This species of Coquí llanero is endemic to a single marsh habitat that faces mounting pressure from changing land use, land cover, and nearby sea levels.

Known for its emblematic "ko-kee" call, coquí frogs are cherished throughout their native Puerto Rico. One of these species, Eleutherodactylus juanarivero, is only found in a small marsh near the island's northern coast. This is the remnant population of what was once a widely distributed marsh specialist whose habitat has been decimated by changes to land use and land cover following the island's Spanish settlements in the 16th century. Today, urban development and water contamination from nearby landfills threaten the wipe out the wetland habitat of Ejuanariveroi. As a result, the IUCN has designated this species as critically endangered.

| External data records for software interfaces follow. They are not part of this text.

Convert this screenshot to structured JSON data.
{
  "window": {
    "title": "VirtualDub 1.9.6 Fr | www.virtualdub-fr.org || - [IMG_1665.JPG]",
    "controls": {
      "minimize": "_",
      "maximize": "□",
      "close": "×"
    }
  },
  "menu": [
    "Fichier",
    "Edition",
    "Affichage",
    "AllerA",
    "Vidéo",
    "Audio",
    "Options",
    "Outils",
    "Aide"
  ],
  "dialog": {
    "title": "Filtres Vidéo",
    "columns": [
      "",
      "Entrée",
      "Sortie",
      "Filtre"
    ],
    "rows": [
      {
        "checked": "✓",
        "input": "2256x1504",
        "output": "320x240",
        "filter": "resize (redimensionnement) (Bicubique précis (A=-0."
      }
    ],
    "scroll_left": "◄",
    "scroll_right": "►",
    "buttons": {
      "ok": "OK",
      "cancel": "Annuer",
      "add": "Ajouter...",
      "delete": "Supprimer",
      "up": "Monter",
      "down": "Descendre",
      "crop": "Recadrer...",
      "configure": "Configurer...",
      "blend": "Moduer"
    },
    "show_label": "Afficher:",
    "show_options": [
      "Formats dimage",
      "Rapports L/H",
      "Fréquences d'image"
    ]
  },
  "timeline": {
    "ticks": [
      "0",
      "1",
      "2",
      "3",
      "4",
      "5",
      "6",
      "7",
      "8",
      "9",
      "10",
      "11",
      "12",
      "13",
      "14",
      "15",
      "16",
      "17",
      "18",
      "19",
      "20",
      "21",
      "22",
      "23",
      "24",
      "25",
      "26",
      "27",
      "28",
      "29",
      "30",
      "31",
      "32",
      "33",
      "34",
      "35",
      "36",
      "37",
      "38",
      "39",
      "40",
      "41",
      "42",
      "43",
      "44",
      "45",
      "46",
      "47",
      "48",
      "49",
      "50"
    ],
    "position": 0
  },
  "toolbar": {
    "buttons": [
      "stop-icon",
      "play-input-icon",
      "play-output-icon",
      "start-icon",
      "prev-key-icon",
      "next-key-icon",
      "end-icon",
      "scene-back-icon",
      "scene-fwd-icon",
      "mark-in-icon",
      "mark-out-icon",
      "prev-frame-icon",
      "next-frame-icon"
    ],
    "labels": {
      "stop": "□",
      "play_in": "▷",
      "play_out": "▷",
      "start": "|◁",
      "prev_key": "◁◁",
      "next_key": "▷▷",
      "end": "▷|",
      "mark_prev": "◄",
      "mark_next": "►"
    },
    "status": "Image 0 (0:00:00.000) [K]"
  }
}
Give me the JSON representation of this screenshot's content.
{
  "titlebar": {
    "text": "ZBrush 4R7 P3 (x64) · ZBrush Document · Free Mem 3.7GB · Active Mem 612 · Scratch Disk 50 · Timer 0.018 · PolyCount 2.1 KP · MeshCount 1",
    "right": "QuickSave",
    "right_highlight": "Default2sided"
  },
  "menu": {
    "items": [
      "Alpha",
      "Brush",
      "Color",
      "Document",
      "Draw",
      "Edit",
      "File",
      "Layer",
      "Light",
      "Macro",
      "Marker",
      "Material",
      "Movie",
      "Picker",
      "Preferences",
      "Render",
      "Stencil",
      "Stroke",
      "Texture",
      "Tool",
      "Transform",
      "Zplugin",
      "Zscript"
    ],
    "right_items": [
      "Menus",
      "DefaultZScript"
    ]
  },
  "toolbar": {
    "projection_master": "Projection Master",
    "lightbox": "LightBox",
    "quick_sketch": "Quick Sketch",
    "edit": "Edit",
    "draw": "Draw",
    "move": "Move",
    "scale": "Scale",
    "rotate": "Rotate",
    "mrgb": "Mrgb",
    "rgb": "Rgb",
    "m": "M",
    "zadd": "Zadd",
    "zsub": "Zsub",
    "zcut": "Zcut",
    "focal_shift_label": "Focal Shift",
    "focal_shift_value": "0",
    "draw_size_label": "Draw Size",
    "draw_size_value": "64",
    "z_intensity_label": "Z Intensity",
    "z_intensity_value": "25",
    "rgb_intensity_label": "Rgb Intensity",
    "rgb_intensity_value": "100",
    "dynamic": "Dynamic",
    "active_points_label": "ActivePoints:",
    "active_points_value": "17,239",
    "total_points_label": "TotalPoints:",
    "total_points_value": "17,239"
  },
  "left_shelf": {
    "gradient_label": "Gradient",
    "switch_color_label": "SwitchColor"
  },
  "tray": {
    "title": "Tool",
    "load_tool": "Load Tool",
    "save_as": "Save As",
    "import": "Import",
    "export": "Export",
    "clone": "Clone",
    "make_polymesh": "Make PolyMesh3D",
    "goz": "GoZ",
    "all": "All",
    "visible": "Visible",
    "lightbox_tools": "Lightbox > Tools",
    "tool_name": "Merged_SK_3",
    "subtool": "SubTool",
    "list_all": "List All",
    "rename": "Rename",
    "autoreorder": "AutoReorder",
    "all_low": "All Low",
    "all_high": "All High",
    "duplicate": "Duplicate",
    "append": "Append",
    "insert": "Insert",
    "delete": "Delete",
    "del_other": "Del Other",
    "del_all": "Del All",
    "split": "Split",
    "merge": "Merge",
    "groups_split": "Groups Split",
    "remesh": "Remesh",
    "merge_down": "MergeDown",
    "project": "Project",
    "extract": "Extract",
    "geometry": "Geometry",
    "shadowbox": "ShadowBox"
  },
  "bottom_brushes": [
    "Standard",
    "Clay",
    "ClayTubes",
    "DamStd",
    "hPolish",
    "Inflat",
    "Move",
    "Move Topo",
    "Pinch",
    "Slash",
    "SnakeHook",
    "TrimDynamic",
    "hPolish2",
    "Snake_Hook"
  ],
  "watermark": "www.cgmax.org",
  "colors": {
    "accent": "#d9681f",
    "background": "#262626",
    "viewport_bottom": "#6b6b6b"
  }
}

This presentation by Daniel Dávila Casanova of the University of Puerto Rico also factors in the threat posed by rising sea levels. Using a model for predicting the sea level's impact on marshes, Dávila shows how projected sea-level rises, coupled with changes in land use and land cover, will spell the gradual demise of this frog's only home. Dávila presented these and other findings at Biodiversity Without Boundaries 2014:

  • Aerial photography from 1971 and 2010 shows gradual but persistent urbanization in the lands surrounding the habitat.
  • The position of wetlands relative to the sea surface will remain constant only if the combined effects of land subsidence and sea-level rise are balanced by elevation gain from wetland soil formation.
  • The Sea Level Affecting Marshes Model simulates the dominant processes involved in the conversion of wetlands and coasts, as well as the long-term changes caused by sea-level rise. This model was used to gauge the impact on the habitat of E. juanariveroi if the sea level rises 1 meter, 1.5 meters and 2 meters by the year 2100. 
  • Recommendations for the conservation of E. juanariveroi include the translocation of a viable breeding population or captive breeding. Since the Sea Level Rise Affecting Marshes Model suggests a gradual change, the conservative captive breeding strategy may be the more viable approach.

For more information, contact Dávila at coquidanny@gmail.com